Financial Implications:


7.1         There are no direct financial implications arising from the recommendations of this report. The council is utilising government funding to enhance the look and feel of the city and support attracting visitors to the city’s high streets during the recovery period. The visitor economy is critical to the council’s financial position supporting income streams through fees and charges and business rates, and cost avoidance through employment.


            Finance Officer Consulted:     James Hengeveld                        Date: 24/05/21


Legal Implications:


7.2         There are no legal implications in this report which is for noting.


            Lawyer Consulted:                   Alice Rowland                               Date: 21/5/21


            Equalities Implications:


7.3         None


            Sustainability Implications:


7.4         None


Brexit Implications:


7.5         Unknown


            Public Health Implications:


7.6       The country moved towards Step 3 of removing lockdown restrictions on the 17th May 2021 which enables travel, including holidays across the UK, allowing people to decide on the appropriate level of risk for their circumstances and most businesses in all but the highest risk sectors were able to reopen.


Step 4 of lockdown easing will not be before 21 June 2021, the government hopes to be in a position to remove all legal limits on social contact.


The Government have always maintained that when implementing the easing of lockdown they will be guided by data, not dates, so that they do not risk a surge in infections that would put unsustainable pressure on the NHS. For that reason, all the dates in the roadmap are indicative and subject to change. There will be a minimum of five weeks between each step: four weeks for the scientific data to reflect the changes in restrictions and to be analysed; followed by one week’s advance notice of the restrictions that will be eased.


Only when the Government is sure that it is safe to move from one step to the next will the final decision be made. The decision will be based on four tests:


·         the vaccine deployment programme continues successfully

·         evidence shows vaccines are sufficiently effective in reducing hospitalisations and deaths in those vaccinated

·         infection rates do not risk a surge in hospitalisations which would put unsustainable pressure on the NHS

·         our assessment of the risks is not fundamentally changed by new Variants of Concern


The Government has said it will continue to protect the public by ensuring local outbreaks are managed quickly and effectively and that they combat new dangerous variants, both within the UK and at the border.


            Corporate / Citywide Implications:


7.7       The city has been deeply affected by the pandemic since the first lockdown

            commenced in March 2020. The effect on health, wellbeing, the economy and

            on individual livelihoods has been immense. It may take years for the city to

fully recover, for example in lost jobs, accumulated debts and small businesses that have folded.
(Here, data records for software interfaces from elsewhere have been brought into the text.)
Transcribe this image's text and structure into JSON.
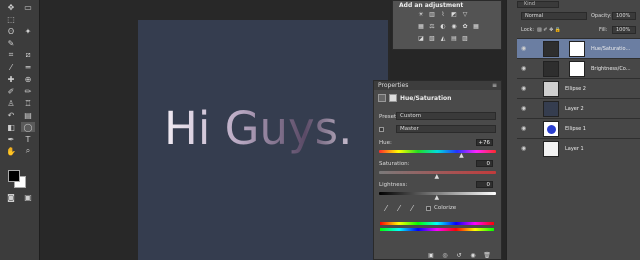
{
  "canvas": {
    "headline": "Hi Guys."
  },
  "adjustments": {
    "title": "Add an adjustment",
    "row1_icons": [
      "brightness-contrast-icon",
      "levels-icon",
      "curves-icon",
      "exposure-icon",
      "vibrance-icon"
    ],
    "row2_icons": [
      "hue-saturation-icon",
      "color-balance-icon",
      "black-white-icon",
      "photo-filter-icon",
      "channel-mixer-icon",
      "color-lookup-icon"
    ],
    "row3_icons": [
      "invert-icon",
      "posterize-icon",
      "threshold-icon",
      "selective-color-icon",
      "gradient-map-icon"
    ]
  },
  "properties": {
    "tab_label": "Properties",
    "layer_type": "Hue/Saturation",
    "preset_label": "Preset:",
    "preset_value": "Custom",
    "channel_value": "Master",
    "hue_label": "Hue:",
    "hue_value": "+76",
    "saturation_label": "Saturation:",
    "saturation_value": "0",
    "lightness_label": "Lightness:",
    "lightness_value": "0",
    "colorize_label": "Colorize",
    "hue_fraction": 0.71,
    "saturation_fraction": 0.5,
    "lightness_fraction": 0.5
  },
  "layers": {
    "search_placeholder": "Kind",
    "blend_mode": "Normal",
    "opacity_label": "Opacity:",
    "opacity_value": "100%",
    "lock_label": "Lock:",
    "fill_label": "Fill:",
    "fill_value": "100%",
    "items": [
      {
        "name": "Hue/Saturatio...",
        "thumb_color": "#2e2e2e",
        "selected": true
      },
      {
        "name": "Brightness/Co...",
        "thumb_color": "#2e2e2e",
        "selected": false
      },
      {
        "name": "Ellipse 2",
        "thumb_color": "#cfcfcf",
        "selected": false
      },
      {
        "name": "Layer 2",
        "thumb_color": "#353d4f",
        "selected": false
      },
      {
        "name": "Ellipse 1",
        "thumb_color": "#2b3fcf",
        "selected": false
      },
      {
        "name": "Layer 1",
        "thumb_color": "#f2f2f2",
        "selected": false
      }
    ]
  },
  "toolbar": {
    "foreground_color": "#000000",
    "background_color": "#ffffff"
  }
}
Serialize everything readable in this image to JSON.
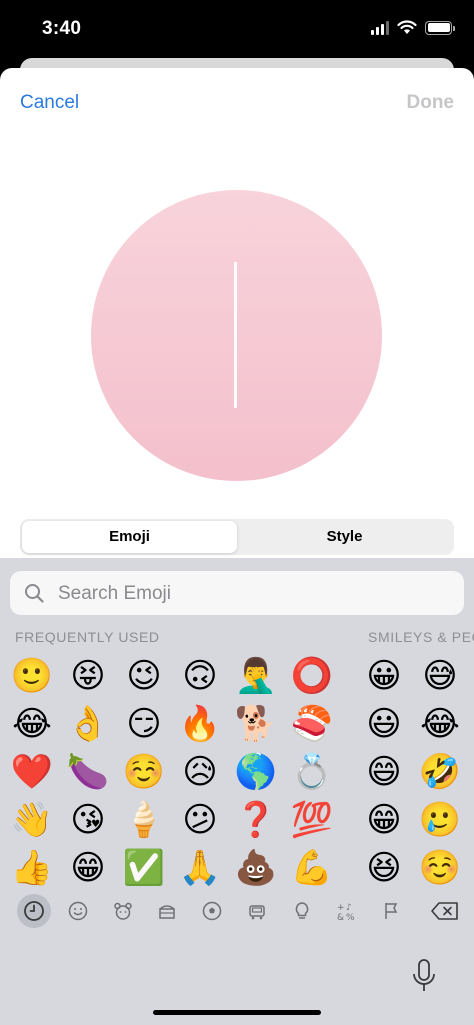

The best route to recovery is through collective action which, via constructive dialogue with stakeholders, has identified a set of recommendations on how best the Brighton & Hove tourism sector can adapt in the changed tourism environment as a result of the crisis.


Most tourism businesses are operating in some form of other, but generally under a nature of reduced capacity, which is having significant impacts on their turnover. As the City moves from step 3 to step 4 of roadmap, if stage 4 of the roadmap is not achieved whereby Government removes all legal limits on social contact, it is likely that this will not be a sustainable situation for hospitality businesses in the short term, and the risk is that as Government support is lifted then liquidity for many businesses will be a significant issue.









1.         Brighton & Hove Tourism Recovery Plan


2.         Destination Experience Group members


3.         Brighton & Hove Visitor Economy Strategy 2018-2023